Dinner reservations are booked on Open Table, couples are created on cyberspace and then separated via text message, and friends are found on Facebook and followed via Twitter. Land lines are obsolete and notes once written in a letter on stationary and sent through “snail mail” have morphed in to instant messages, texts, posts and now tweets.
While modern society has clearly made its share of advancements, at what cost does being “plugged in” effect the next generation? While busy Moms and Dads need their fix of phones and time to decompress in front of their TV, where do babies and toddlers fit in to the media mayhem?
Despite the American Academy of Pediatrics‘ recommendations to discourage electronic media exposure to children under the age of 2, The Boston Globe’s, Derrick Z. Jackson, “…found that nearly half of children under age 1 watch nearly two hours a day of TV.” In Jackson’s recent editorial, “It’s still a no for toddlers and TV,” he includes shocking statics that report that “…Since 2005, the percentage of children 6 months to 23 months who have a television in their bedroom has grown from one in five to nearly one in three. Meanwhile, the percentage of children in the same age group who are being read to at least once a day has dropped from 58 percent in 2005 to 47 percent today.”
While some companies, such as Baby Einstein, promote electronics and/or tv shows for educational purposes, experts continue to remind parents that early exposure to media does not only lack a strong educational component but can have negative developmental and social repercussions.
Jackson’s editorial on toddlers’ excessive TV watching includes advice from Michael Rich, Director of the Center on Media and Child Health at Boston Children’s Hospital. Rich explains that organic forms of exploration, entertainment and education are easier for children to learn from then video and are more beneficial in promoting “…problem-solving socialization.”
So if the boob tube is not going to assist children in further developing their language skills, with videos and other electronics serving as a temporary baby sitter, where does that leave tired Moms and Dads so desperately attempting to check even one thing off their growing to do list?
Despite the temptation to plug your babies and toddlers in to TV, try to better manage your expectations, assessing what is truly realistic to accomplish each day–a feat that is a constant struggle for most busy families, and your typical Type A personality city slickers. Replace TV and videos with more authentic forms of learning. Read to your little ones, play music so the babies can listen and your toddlers can dance. Provide children with props that encourage them to use their imagination–something this generation is sometimes stripped of since there is so much media to “make believe” for them.
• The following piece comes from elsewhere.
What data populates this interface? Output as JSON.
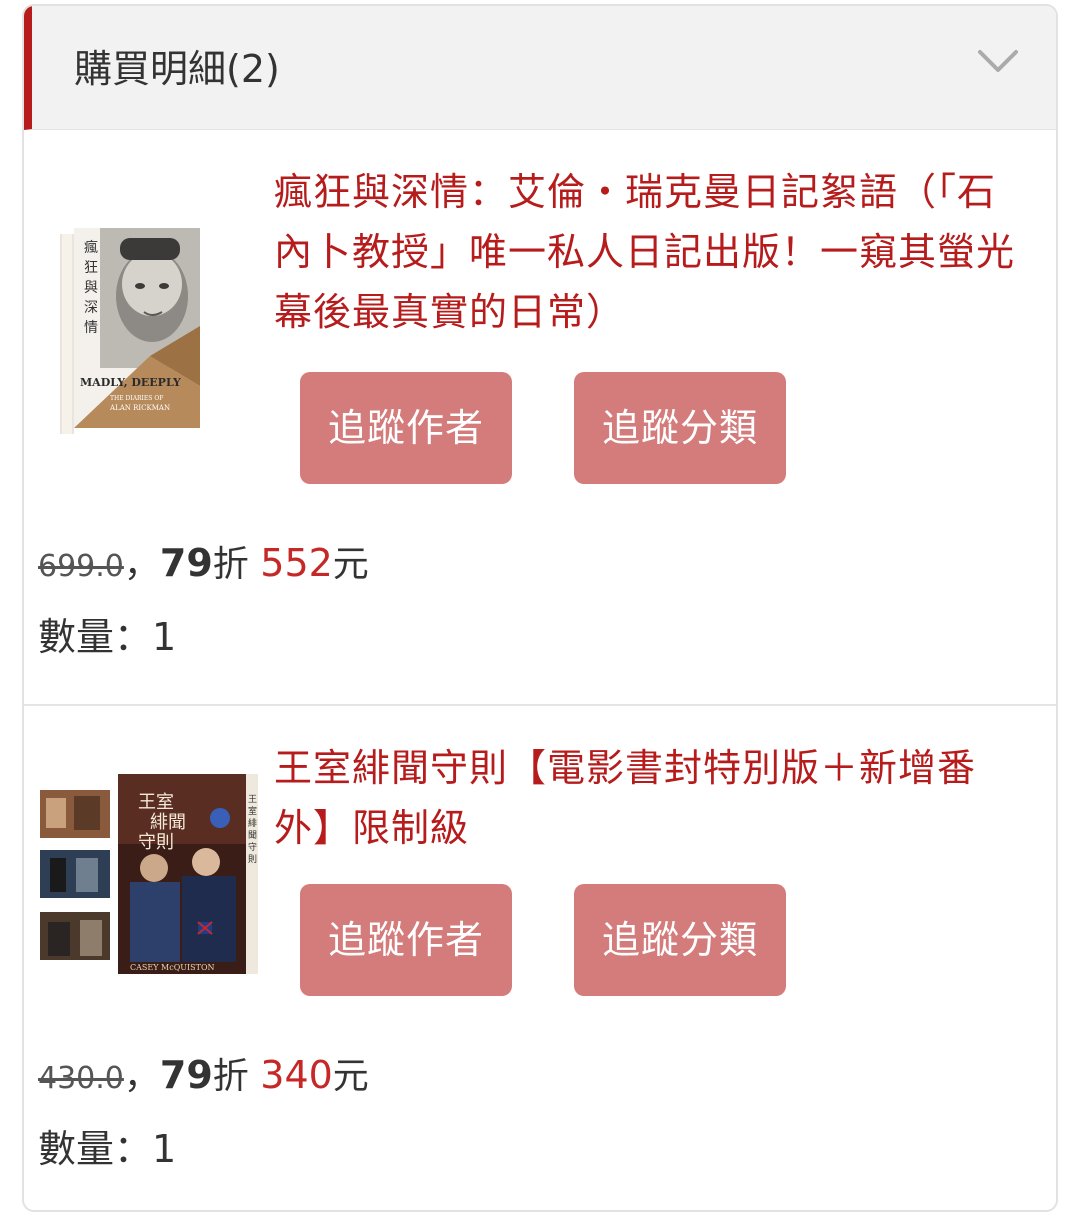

Most importantly, allow children to “play.” An article in the Huffington Post by Darell Hammond explains that this generation is not often encouraged to explore or inspired to create due to “parental paranoia,” over structured play and media driven distractions. Give your curious crawler an obstacle course of pillows and play mats to tackle, or provide your active toddler with the tools to make a culinary creation with a plastic bowl, handful of cheerios and spatula. It is amazing what magic your little muscian can make with a tupperware containter and spoon, or the architectural masterpiece with some empty boxes and stacking cups.
Let them be your sous chefs in the kitchen, or your little helpers around the house, as you load the dishwasher or throw a batch of laundry in the washing machine. Speak to your baby, letting him or her know what you are doing throughout your day. As babies turn to toddlers and approach 12-14 months, you will notice that they will start to mirror and mimic actions, words and sounds. This organic form of exploration allows your babies to increase their vocabulary, progress developmentally and build confidence. Children will learn both independence as well as social skills, creativity as well as discipline. You may even find that soon, your toddlers will entertain themselves long enough for you to check off one “to do” on your often daunting daily list.